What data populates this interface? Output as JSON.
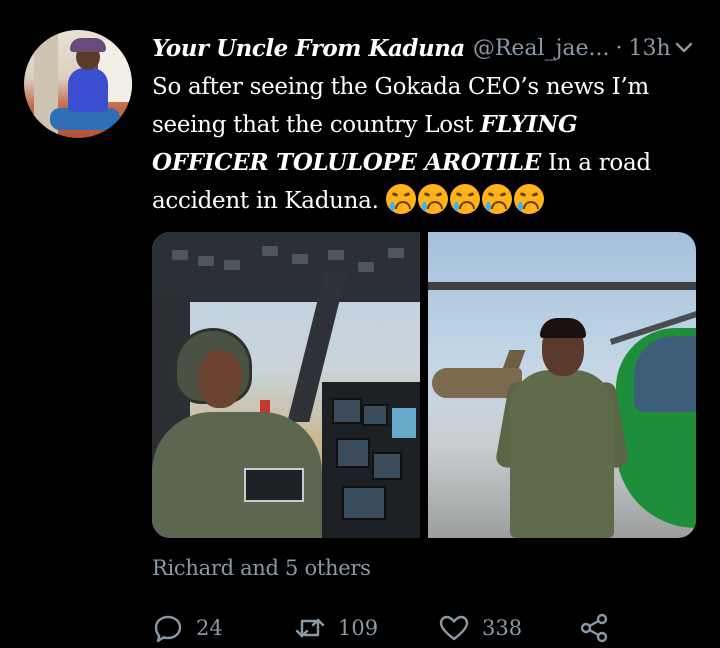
{
  "tweet": {
    "author_name": "Your Uncle From Kaduna",
    "handle": "@Real_jae...",
    "separator": "·",
    "time": "13h",
    "text_part1": "So after seeing the Gokada CEO’s news I’m seeing that the country Lost ",
    "text_bold": "FLYING OFFICER TOLULOPE AROTILE",
    "text_part2": " In a road accident in Kaduna. ",
    "emoji_count": 5,
    "liked_by": "Richard and 5 others",
    "reply_count": "24",
    "retweet_count": "109",
    "like_count": "338"
  },
  "icons": {
    "menu": "chevron-down-icon",
    "reply": "reply-icon",
    "retweet": "retweet-icon",
    "like": "heart-icon",
    "share": "share-icon"
  },
  "colors": {
    "background": "#000000",
    "text": "#ffffff",
    "muted": "#8b98a5"
  }
}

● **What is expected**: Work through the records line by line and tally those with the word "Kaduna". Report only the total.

● **Your solution**: 2